If you see a picture in the data below, omit it and copy the rest exactly.

App and web page records:
++++++++++++++++++++
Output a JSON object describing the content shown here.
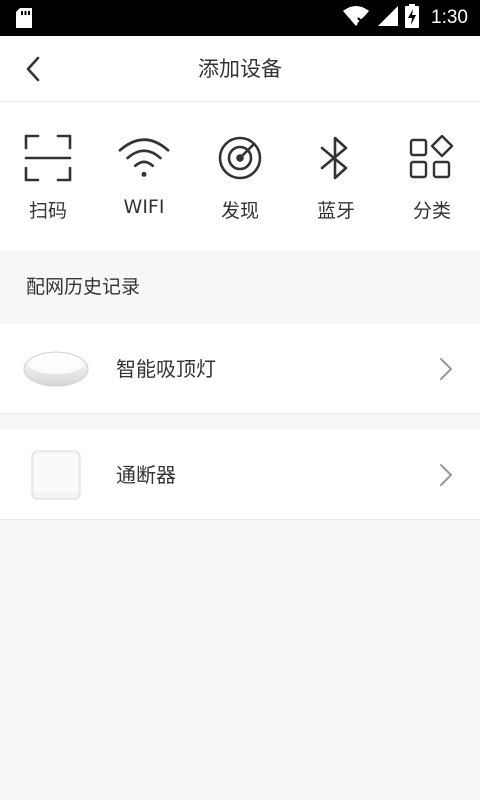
{
  "status_bar": {
    "time": "1:30"
  },
  "header": {
    "title": "添加设备"
  },
  "modes": [
    {
      "label": "扫码",
      "icon": "scan-icon"
    },
    {
      "label": "WIFI",
      "icon": "wifi-icon"
    },
    {
      "label": "发现",
      "icon": "radar-icon"
    },
    {
      "label": "蓝牙",
      "icon": "bluetooth-icon"
    },
    {
      "label": "分类",
      "icon": "category-icon"
    }
  ],
  "history": {
    "title": "配网历史记录",
    "devices": [
      {
        "name": "智能吸顶灯"
      },
      {
        "name": "通断器"
      }
    ]
  },
  "colors": {
    "icon_stroke": "#333333",
    "background": "#f7f7f7",
    "card": "#ffffff"
  }
}
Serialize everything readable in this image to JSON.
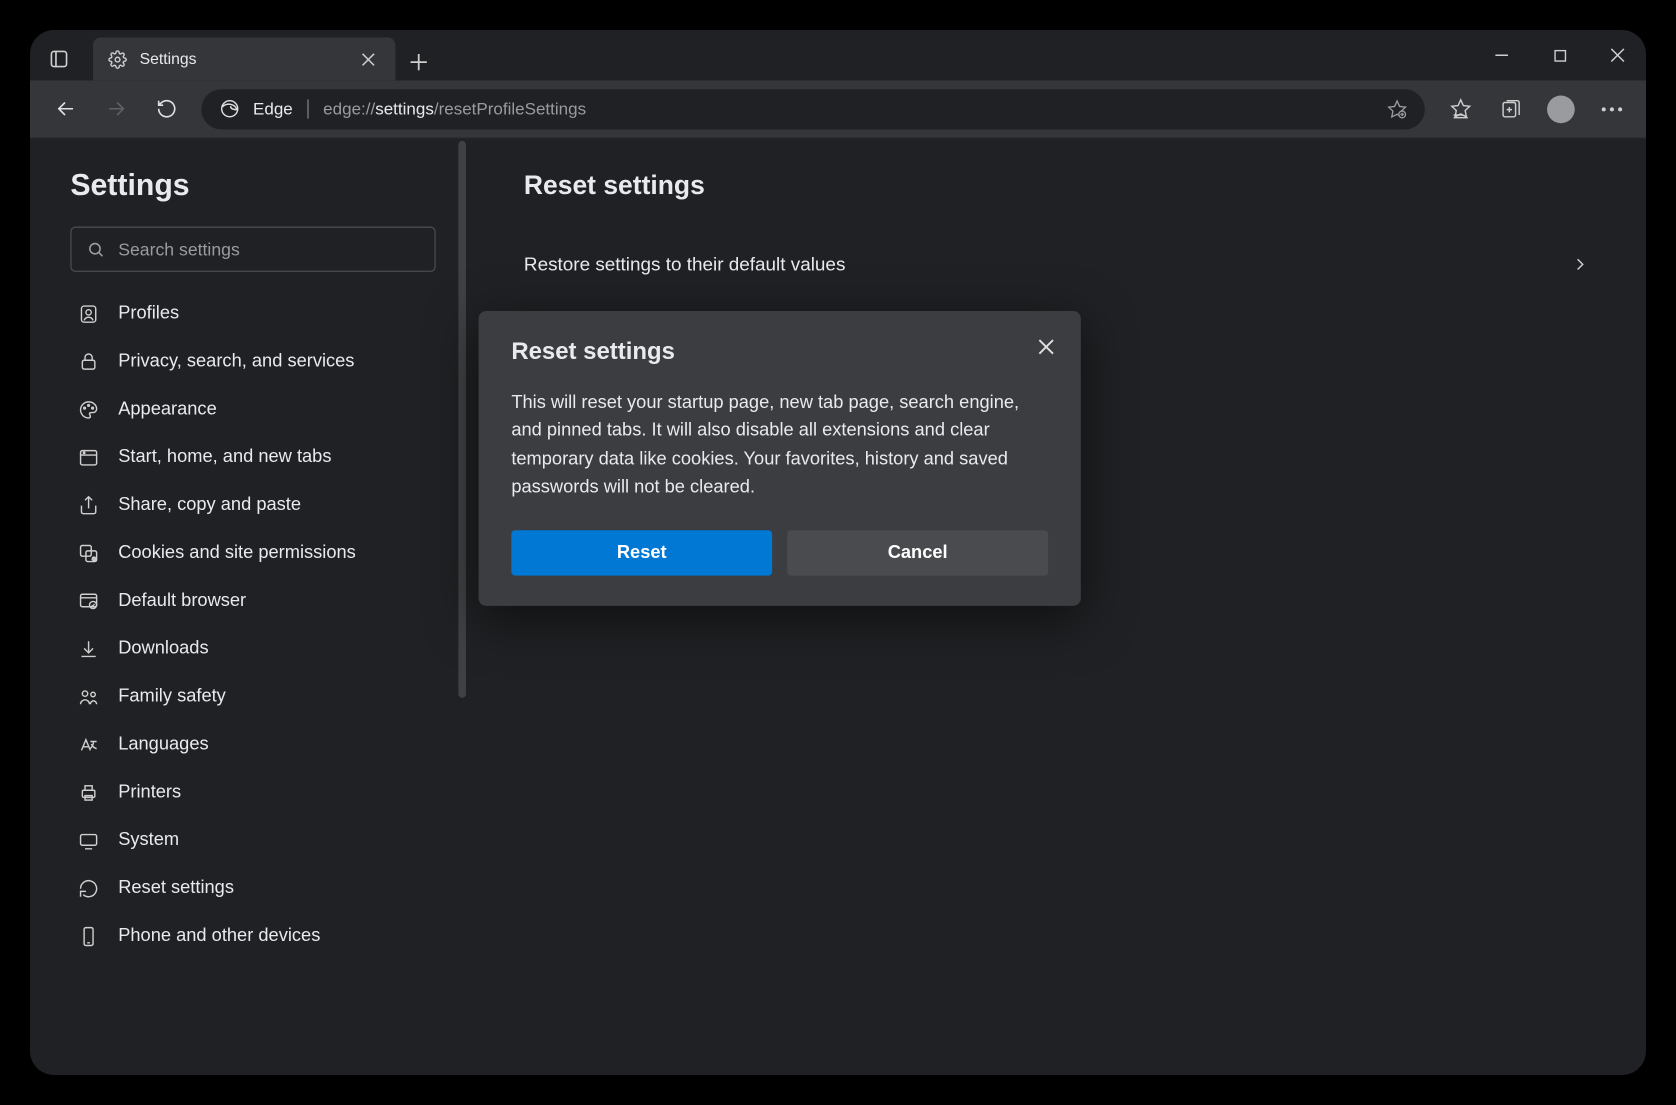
{
  "tab": {
    "title": "Settings"
  },
  "addr": {
    "product": "Edge",
    "scheme": "edge://",
    "path_bold": "settings",
    "path_rest": "/resetProfileSettings"
  },
  "sidebar": {
    "heading": "Settings",
    "search_placeholder": "Search settings",
    "items": [
      {
        "label": "Profiles"
      },
      {
        "label": "Privacy, search, and services"
      },
      {
        "label": "Appearance"
      },
      {
        "label": "Start, home, and new tabs"
      },
      {
        "label": "Share, copy and paste"
      },
      {
        "label": "Cookies and site permissions"
      },
      {
        "label": "Default browser"
      },
      {
        "label": "Downloads"
      },
      {
        "label": "Family safety"
      },
      {
        "label": "Languages"
      },
      {
        "label": "Printers"
      },
      {
        "label": "System"
      },
      {
        "label": "Reset settings"
      },
      {
        "label": "Phone and other devices"
      }
    ]
  },
  "main": {
    "heading": "Reset settings",
    "row_label": "Restore settings to their default values"
  },
  "dialog": {
    "title": "Reset settings",
    "body": "This will reset your startup page, new tab page, search engine, and pinned tabs. It will also disable all extensions and clear temporary data like cookies. Your favorites, history and saved passwords will not be cleared.",
    "primary": "Reset",
    "secondary": "Cancel"
  }
}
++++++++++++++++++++
PROBLEM SOLUTION:
Output a JSON object describing the content shown here.
{
  "status_bar": {
    "time": "1:30"
  },
  "header": {
    "title": "添加设备"
  },
  "modes": [
    {
      "label": "扫码",
      "icon": "scan-icon"
    },
    {
      "label": "WIFI",
      "icon": "wifi-icon"
    },
    {
      "label": "发现",
      "icon": "radar-icon"
    },
    {
      "label": "蓝牙",
      "icon": "bluetooth-icon"
    },
    {
      "label": "分类",
      "icon": "category-icon"
    }
  ],
  "history": {
    "title": "配网历史记录",
    "devices": [
      {
        "name": "智能吸顶灯"
      },
      {
        "name": "通断器"
      }
    ]
  },
  "colors": {
    "icon_stroke": "#333333",
    "background": "#f7f7f7",
    "card": "#ffffff"
  }
}
Serialize everything readable in this image to JSON.
{
  "tab": {
    "title": "Settings"
  },
  "addr": {
    "product": "Edge",
    "scheme": "edge://",
    "path_bold": "settings",
    "path_rest": "/resetProfileSettings"
  },
  "sidebar": {
    "heading": "Settings",
    "search_placeholder": "Search settings",
    "items": [
      {
        "label": "Profiles"
      },
      {
        "label": "Privacy, search, and services"
      },
      {
        "label": "Appearance"
      },
      {
        "label": "Start, home, and new tabs"
      },
      {
        "label": "Share, copy and paste"
      },
      {
        "label": "Cookies and site permissions"
      },
      {
        "label": "Default browser"
      },
      {
        "label": "Downloads"
      },
      {
        "label": "Family safety"
      },
      {
        "label": "Languages"
      },
      {
        "label": "Printers"
      },
      {
        "label": "System"
      },
      {
        "label": "Reset settings"
      },
      {
        "label": "Phone and other devices"
      }
    ]
  },
  "main": {
    "heading": "Reset settings",
    "row_label": "Restore settings to their default values"
  },
  "dialog": {
    "title": "Reset settings",
    "body": "This will reset your startup page, new tab page, search engine, and pinned tabs. It will also disable all extensions and clear temporary data like cookies. Your favorites, history and saved passwords will not be cleared.",
    "primary": "Reset",
    "secondary": "Cancel"
  }
}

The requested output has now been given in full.